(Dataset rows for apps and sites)
◇ ◇ ◇ ◇ ◇ ◇ ◇

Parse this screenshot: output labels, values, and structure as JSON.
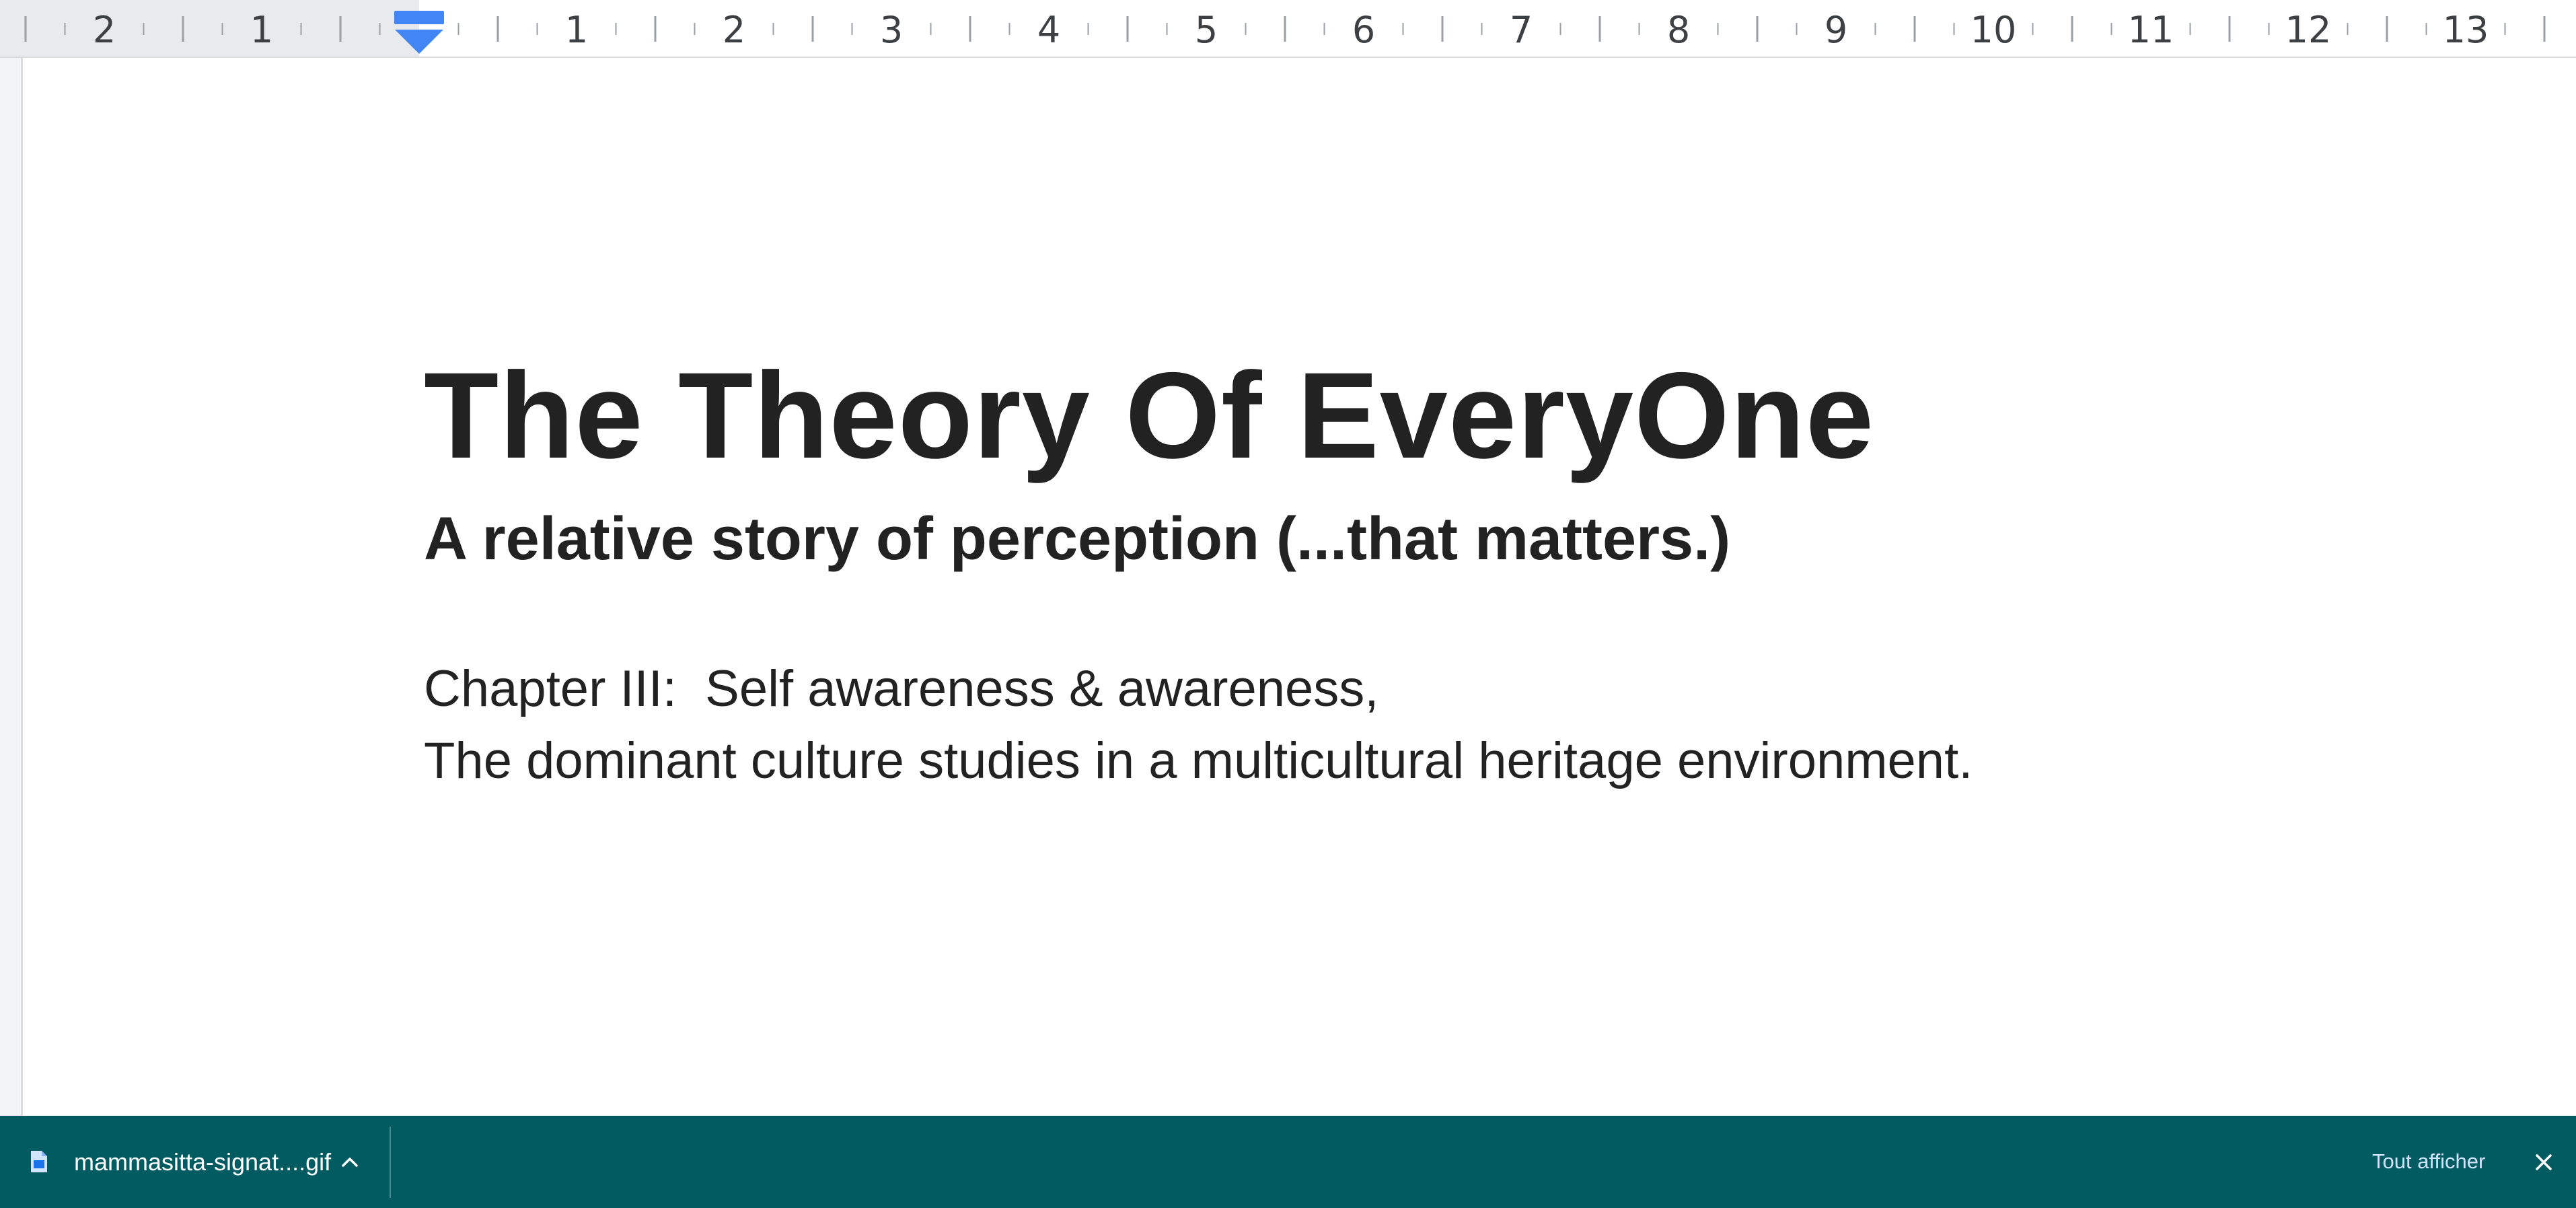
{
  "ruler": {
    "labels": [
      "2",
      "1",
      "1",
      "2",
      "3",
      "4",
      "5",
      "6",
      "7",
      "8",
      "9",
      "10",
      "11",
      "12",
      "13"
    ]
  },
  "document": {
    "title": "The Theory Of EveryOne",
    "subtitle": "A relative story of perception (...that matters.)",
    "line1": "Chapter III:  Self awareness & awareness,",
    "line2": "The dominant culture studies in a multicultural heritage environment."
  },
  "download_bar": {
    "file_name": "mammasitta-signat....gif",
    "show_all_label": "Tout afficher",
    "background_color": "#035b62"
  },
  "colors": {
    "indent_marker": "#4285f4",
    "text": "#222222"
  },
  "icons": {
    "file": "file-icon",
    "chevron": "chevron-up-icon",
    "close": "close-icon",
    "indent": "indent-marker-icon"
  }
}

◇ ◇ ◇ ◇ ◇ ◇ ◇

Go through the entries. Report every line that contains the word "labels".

◆ **Answer to the problem**
Parse this screenshot: output labels, values, and structure as JSON.
    "labels": [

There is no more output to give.